Tuesday, July 14, 2009

The Catholic Deacon - Married and Ordained

A Deacon's Prayer

Come to my assistance my Lord and my God, that I may do for You all that you ask. Strengthen me in adversity and do not let me succumb to my feelings of worthlessness. Help me to feel in my heart all that You speak to me, and help me to understand. May I be to others what they need: a body to work when others cannot; a heart to love those who are forgotten; a shoulder to console those who's soul is in need; a smile to brighten the most somber of Your children; a mouth to proclaim Your love. Let me be to You, as a brush is to a painter, worthless without You, but capable of transforming the human heart by the power of Your mercy.

I grabbed this article out of Americamagazine.org. It is written by Deacon William T. Ditewig, professor of theology and director of graduate programs in theology at Saint Leo University, near Tampa, Fla. For all of us who have a special interest in the Catholic Permanent Diaconate and for all Catholics who seek a better understanding of this ordained ministry, you will find this article to be quite informative.

Married and Ordained: The Ministry of Deacons

I had been a deacon for about a year and was on active duty in the U.S. Navy as executive officer of the Security Group Activity at Hanza, Okinawa, Japan. My family lived on Kadena Air Base, where I served at the Kadena chapel—the only deacon on Okinawa. One day I received a call from the senior Catholic chaplain, a friend. Laughing, he told me of a conversation he had just had with a young Air Force man reporting to Kadena for duty. Father Mike explained the chapel programs, and the young man said he had been to Mass there. Father described the pastoral staff, including the participation of a Navy Commander (me) as deacon. “Oh, was he the tall man who preached last Sunday?” the young man asked. “That’s right,” Father replied. The young man complimented my homily, but complained that he had seen me do something “just not right” after Mass: he saw me get into a car “with a woman and her children” and drive off! Father Mike explained that I was a married deacon, and that “the woman and her children” were my wife and our children. The young man said he knew deacons could be married, but that I should not have driven off with my family like that. Cognitively, he understood; affectively, he couldn’t imagine a married cleric.

In another story of confusion, a woman visiting our parish once asked my wife, “When you die, will Bill become a real priest?”

For more than a millennium, Latin Catholics saw an overwhelmingly celibate corps of ordained ministers, though for the last 40 years a new pattern has emerged that includes deacons who are both ordained and married. It is not surprising that confusion persists over the “double vocational sacramentality” of a married deacon.

Scholarship also lags behind current practice, with centuries of writing on the relationship of celibacy to ordained ministry, but nothing comparable on the relationship of matrimony and holy orders.
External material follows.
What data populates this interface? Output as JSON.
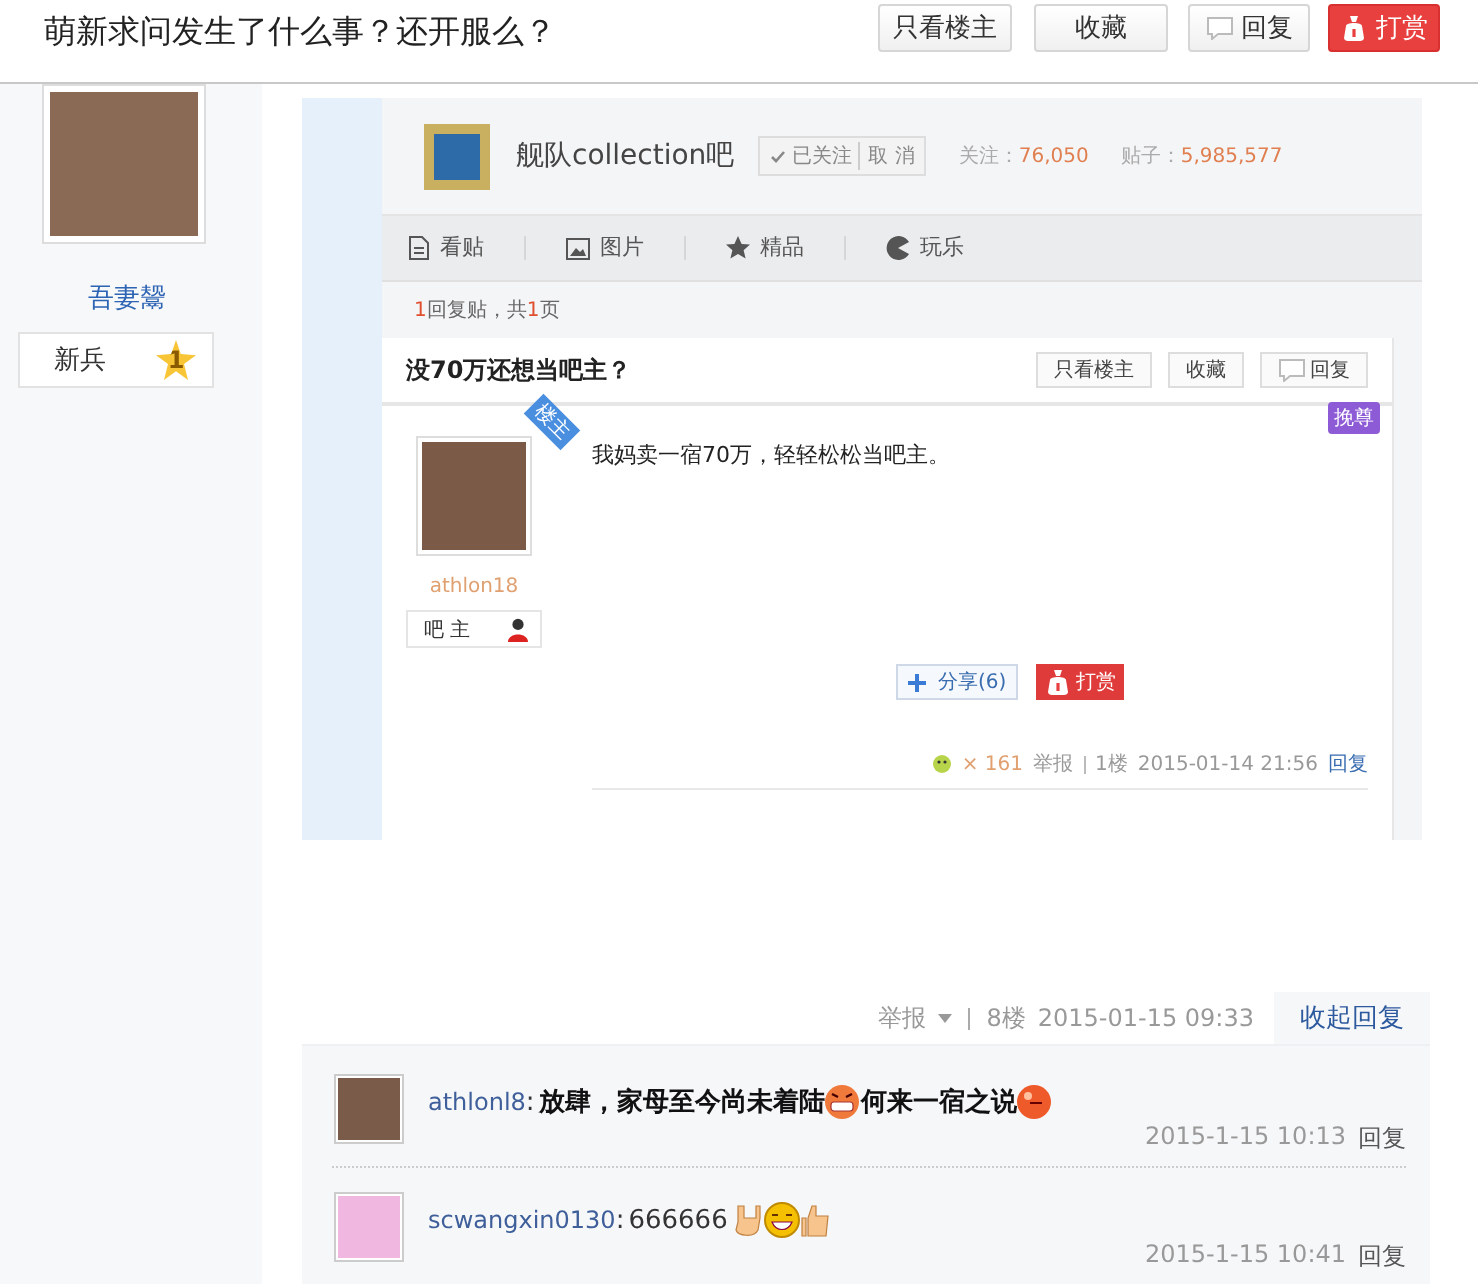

One exception is Chapter Five of Sacrament of Service: A Vision of the Permanent Diaconate Today, by Patrick McCaslin and Michael G. Lawler (1986). This did not reverse the trend, but it does, I hope, offer food for conversation and understanding.

Just as the permanent diaconate is not only for celibates, neither is it a “married ministry,” though currently most deacons are married. Rather, the permanent diaconate is a major order of ecclesial ministry open to married and to unmarried men.

Read more HERE

1 comment:

Maria Lúcia said...

Brian,
Your book of everything is very interesting.
God bless you.